- Task statement
Write out the data word for word and omit every picture.

- Entries supplied
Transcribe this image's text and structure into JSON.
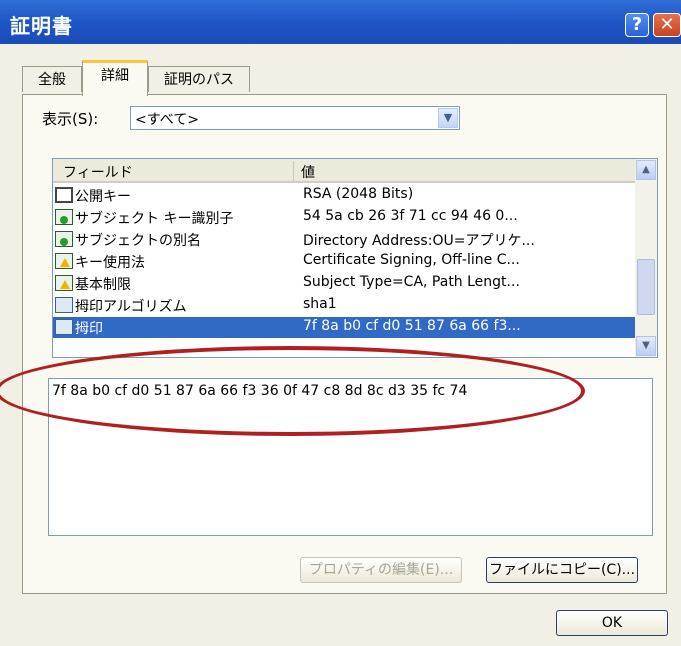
{
  "window": {
    "title": "証明書",
    "help_glyph": "?",
    "close_glyph": "✕"
  },
  "tabs": [
    {
      "label": "全般"
    },
    {
      "label": "詳細"
    },
    {
      "label": "証明のパス"
    }
  ],
  "show": {
    "label": "表示(S):",
    "value": "<すべて>"
  },
  "fields_list": {
    "columns": {
      "field": "フィールド",
      "value": "値"
    },
    "rows": [
      {
        "field": "公開キー",
        "value": "RSA (2048 Bits)",
        "icon": "key-icon"
      },
      {
        "field": "サブジェクト キー識別子",
        "value": "54 5a cb 26 3f 71 cc 94 46 0...",
        "icon": "extension-icon"
      },
      {
        "field": "サブジェクトの別名",
        "value": "Directory Address:OU=アプリケ...",
        "icon": "extension-icon"
      },
      {
        "field": "キー使用法",
        "value": "Certificate Signing, Off-line C...",
        "icon": "critical-extension-icon"
      },
      {
        "field": "基本制限",
        "value": "Subject Type=CA, Path Lengt...",
        "icon": "critical-extension-icon"
      },
      {
        "field": "拇印アルゴリズム",
        "value": "sha1",
        "icon": "property-icon"
      },
      {
        "field": "拇印",
        "value": "7f 8a b0 cf d0 51 87 6a 66 f3...",
        "icon": "property-icon",
        "selected": true
      }
    ]
  },
  "detail_text": "7f 8a b0 cf d0 51 87 6a 66 f3 36 0f 47 c8 8d 8c d3 35 fc 74",
  "buttons": {
    "edit_properties": "プロパティの編集(E)...",
    "copy_to_file": "ファイルにコピー(C)...",
    "ok": "OK"
  },
  "colors": {
    "selection": "#316ac5",
    "annotation": "#b02020",
    "titlebar": "#1f56c6"
  }
}
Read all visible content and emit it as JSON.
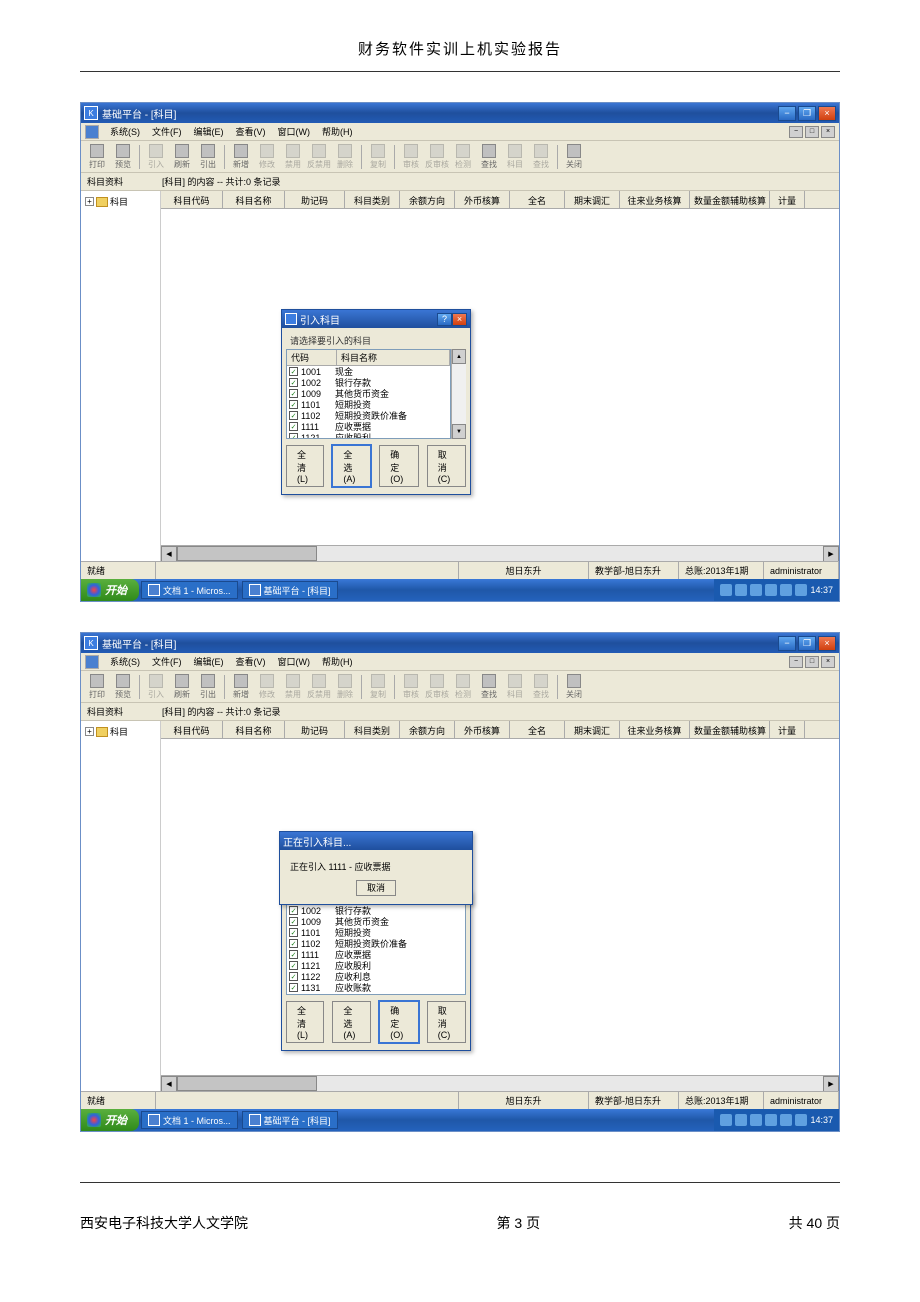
{
  "doc": {
    "header": "财务软件实训上机实验报告",
    "footer_left": "西安电子科技大学人文学院",
    "footer_center": "第 3 页",
    "footer_right": "共 40 页"
  },
  "app": {
    "title": "基础平台 - [科目]",
    "menus": [
      "系统(S)",
      "文件(F)",
      "编辑(E)",
      "查看(V)",
      "窗口(W)",
      "帮助(H)"
    ],
    "toolbar": [
      "打印",
      "预览",
      "",
      "引入",
      "刷新",
      "引出",
      "",
      "新增",
      "修改",
      "禁用",
      "反禁用",
      "删除",
      "",
      "复制",
      "",
      "审核",
      "反审核",
      "检测",
      "查找",
      "科目",
      "查找",
      "",
      "关闭"
    ],
    "tree_label": "科目资料",
    "tree_root": "科目",
    "record_info": "[科目] 的内容 -- 共计:0 条记录",
    "columns": [
      "科目代码",
      "科目名称",
      "助记码",
      "科目类别",
      "余额方向",
      "外币核算",
      "全名",
      "期末调汇",
      "往来业务核算",
      "数量金额辅助核算",
      "计量"
    ],
    "status": {
      "ready": "就绪",
      "company": "旭日东升",
      "dept": "教学部-旭日东升",
      "period": "总账:2013年1期",
      "user": "administrator"
    },
    "taskbar": {
      "start": "开始",
      "tasks": [
        "文档 1 - Micros...",
        "基础平台 - [科目]"
      ],
      "time": "14:37"
    }
  },
  "dialog1": {
    "title": "引入科目",
    "hint": "请选择要引入的科目",
    "headers": [
      "代码",
      "科目名称"
    ],
    "items": [
      {
        "code": "1001",
        "name": "现金"
      },
      {
        "code": "1002",
        "name": "银行存款"
      },
      {
        "code": "1009",
        "name": "其他货币资金"
      },
      {
        "code": "1101",
        "name": "短期投资"
      },
      {
        "code": "1102",
        "name": "短期投资跌价准备"
      },
      {
        "code": "1111",
        "name": "应收票据"
      },
      {
        "code": "1121",
        "name": "应收股利"
      },
      {
        "code": "1122",
        "name": "应收利息"
      },
      {
        "code": "1131",
        "name": "应收账款"
      }
    ],
    "buttons": [
      "全清(L)",
      "全选(A)",
      "确定(O)",
      "取消(C)"
    ]
  },
  "dialog2": {
    "title": "正在引入科目...",
    "text": "正在引入 1111 - 应收票据",
    "cancel": "取消"
  }
}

- Answer section
Transcribe this image's text and structure into JSON.
{
  "window": {
    "title": "証明書",
    "help_glyph": "?",
    "close_glyph": "✕"
  },
  "tabs": [
    {
      "label": "全般"
    },
    {
      "label": "詳細"
    },
    {
      "label": "証明のパス"
    }
  ],
  "show": {
    "label": "表示(S):",
    "value": "<すべて>"
  },
  "fields_list": {
    "columns": {
      "field": "フィールド",
      "value": "値"
    },
    "rows": [
      {
        "field": "公開キー",
        "value": "RSA (2048 Bits)",
        "icon": "key-icon"
      },
      {
        "field": "サブジェクト キー識別子",
        "value": "54 5a cb 26 3f 71 cc 94 46 0...",
        "icon": "extension-icon"
      },
      {
        "field": "サブジェクトの別名",
        "value": "Directory Address:OU=アプリケ...",
        "icon": "extension-icon"
      },
      {
        "field": "キー使用法",
        "value": "Certificate Signing, Off-line C...",
        "icon": "critical-extension-icon"
      },
      {
        "field": "基本制限",
        "value": "Subject Type=CA, Path Lengt...",
        "icon": "critical-extension-icon"
      },
      {
        "field": "拇印アルゴリズム",
        "value": "sha1",
        "icon": "property-icon"
      },
      {
        "field": "拇印",
        "value": "7f 8a b0 cf d0 51 87 6a 66 f3...",
        "icon": "property-icon",
        "selected": true
      }
    ]
  },
  "detail_text": "7f 8a b0 cf d0 51 87 6a 66 f3 36 0f 47 c8 8d 8c d3 35 fc 74",
  "buttons": {
    "edit_properties": "プロパティの編集(E)...",
    "copy_to_file": "ファイルにコピー(C)...",
    "ok": "OK"
  },
  "colors": {
    "selection": "#316ac5",
    "annotation": "#b02020",
    "titlebar": "#1f56c6"
  }
}
Read all visible content and emit it as JSON.
{
  "doc": {
    "header": "财务软件实训上机实验报告",
    "footer_left": "西安电子科技大学人文学院",
    "footer_center": "第 3 页",
    "footer_right": "共 40 页"
  },
  "app": {
    "title": "基础平台 - [科目]",
    "menus": [
      "系统(S)",
      "文件(F)",
      "编辑(E)",
      "查看(V)",
      "窗口(W)",
      "帮助(H)"
    ],
    "toolbar": [
      "打印",
      "预览",
      "",
      "引入",
      "刷新",
      "引出",
      "",
      "新增",
      "修改",
      "禁用",
      "反禁用",
      "删除",
      "",
      "复制",
      "",
      "审核",
      "反审核",
      "检测",
      "查找",
      "科目",
      "查找",
      "",
      "关闭"
    ],
    "tree_label": "科目资料",
    "tree_root": "科目",
    "record_info": "[科目] 的内容 -- 共计:0 条记录",
    "columns": [
      "科目代码",
      "科目名称",
      "助记码",
      "科目类别",
      "余额方向",
      "外币核算",
      "全名",
      "期末调汇",
      "往来业务核算",
      "数量金额辅助核算",
      "计量"
    ],
    "status": {
      "ready": "就绪",
      "company": "旭日东升",
      "dept": "教学部-旭日东升",
      "period": "总账:2013年1期",
      "user": "administrator"
    },
    "taskbar": {
      "start": "开始",
      "tasks": [
        "文档 1 - Micros...",
        "基础平台 - [科目]"
      ],
      "time": "14:37"
    }
  },
  "dialog1": {
    "title": "引入科目",
    "hint": "请选择要引入的科目",
    "headers": [
      "代码",
      "科目名称"
    ],
    "items": [
      {
        "code": "1001",
        "name": "现金"
      },
      {
        "code": "1002",
        "name": "银行存款"
      },
      {
        "code": "1009",
        "name": "其他货币资金"
      },
      {
        "code": "1101",
        "name": "短期投资"
      },
      {
        "code": "1102",
        "name": "短期投资跌价准备"
      },
      {
        "code": "1111",
        "name": "应收票据"
      },
      {
        "code": "1121",
        "name": "应收股利"
      },
      {
        "code": "1122",
        "name": "应收利息"
      },
      {
        "code": "1131",
        "name": "应收账款"
      }
    ],
    "buttons": [
      "全清(L)",
      "全选(A)",
      "确定(O)",
      "取消(C)"
    ]
  },
  "dialog2": {
    "title": "正在引入科目...",
    "text": "正在引入 1111 - 应收票据",
    "cancel": "取消"
  }
}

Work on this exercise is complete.